I feel like now is a good time to talk about trends and how one should work with them. Earlier I was just talking about being mislead by popular styles, and naturally trends can be seen as a distraction or pitfall, too.  There are many opinions out there, many that revolve around the thought that trends could be viewed as an invitation to copy other artists or "selling out". Although many artists and illustrators choose to ignore trends, there are some markets (especially surface design and illustration for products), where it's beneficial to be aware of trends and use them to your advantage.

Using a trend in your art is like an Iron Chef using a Secret Ingredient.

I like comparing art-making to cooking (you probably noticed this in Part 1 when I talked about "Style Soup"). If you've ever seen or even heard about the cooking show Iron Chef, it involves two professional chefs that are battling it out and making several dishes to be judged. But wait! There is always the twist of the secret ingredient that both chefs must use. Now, the chefs are already established professionals and have their identifies. Maybe one is known for Asian Fusion food and the other chef has mastered seafood. Well, when they reveal the secret ingredient (Watermelon! Squid!), it's not like the two chefs just throw away all their strengths and completely change their views as chefs- they still cook the same way they do, but now they just incorporate the secret ingredient. Seafood guy makes a watermelon and salmon salad, and Asian Fusion guy creates a watermelon-based ponzu sauce.  In the end they just adapt the ingredient into what they already do well.

That's how you should use trends- as a secret ingredient. So whether it's Pantone's Color of The Year or woodland animals, this isn't about you copying someone else's version of a trend or letting that trend take over your art.
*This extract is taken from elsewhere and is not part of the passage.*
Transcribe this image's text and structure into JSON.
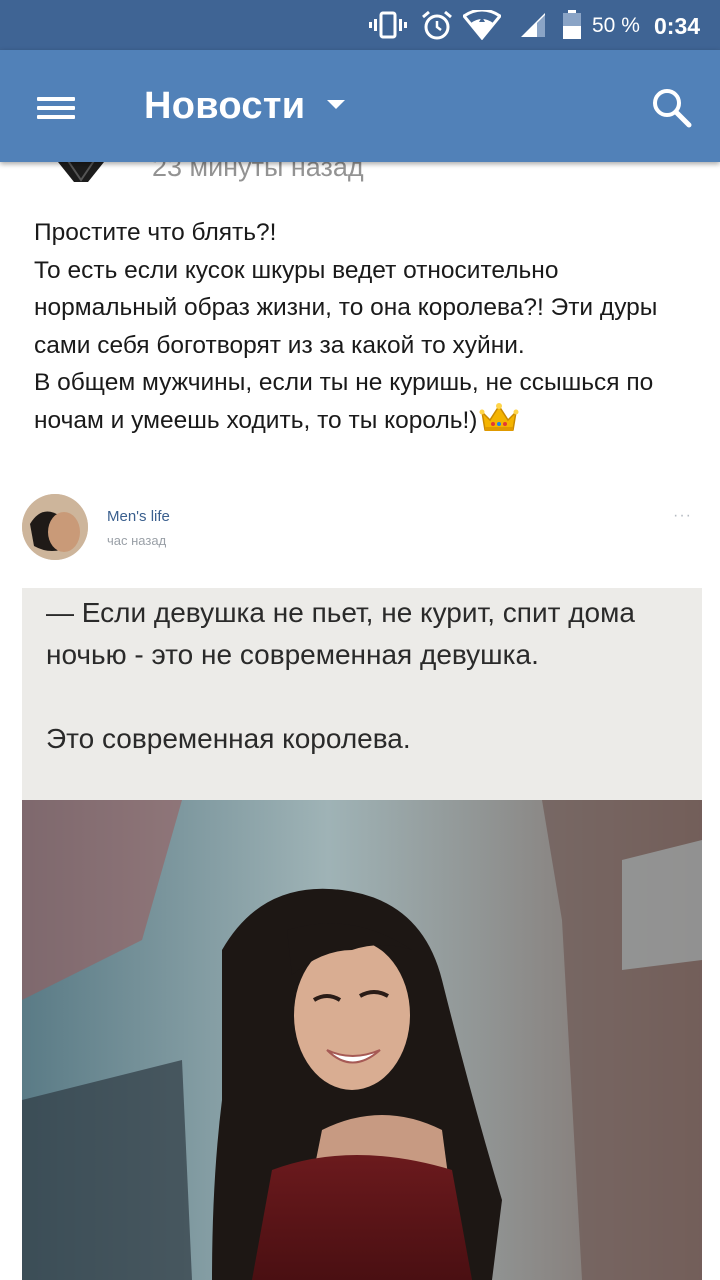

It's about your unique vision and take on it. Moustaches are still popular, but don't think you have to regurgitate what you've seen out there. Do it in a way no one has seen before. If you like illustrating animals and that's your thing, maybe you do a series of animals in vintage suits with moustaches and monocles (note: I would pick an alligator or a walrus, I think. Those have a lot of class, right?) 

And it's ok not to use every trend. There are so many trends out there that you will only want to pick the few that interest you.

So there you have it. Thanks for reading! My blog is about to BLOW UP with activity soon. I'll explain in the next post...


  1. Lauren, I love your work, and I love your advice! Best wishes on your new adventure—can't wait to see what you've got cooking!

  2. Thanks, Joanne! I'll make sure to share often. :)

  3. Inspiring and comforting, great post again Lauren. Thanks

  4. A great follow up to Part 1 Lauren! Loved it. It is so easy to lose your way while finding your style, and this is stella advice.
    All the best with your new venture! :-)

  5. This post seems to have been written for me, everything I needed to hear/read. Thank-You for sharing!

  6. This post is SO solid and well-written. I can't wait to read more in this series.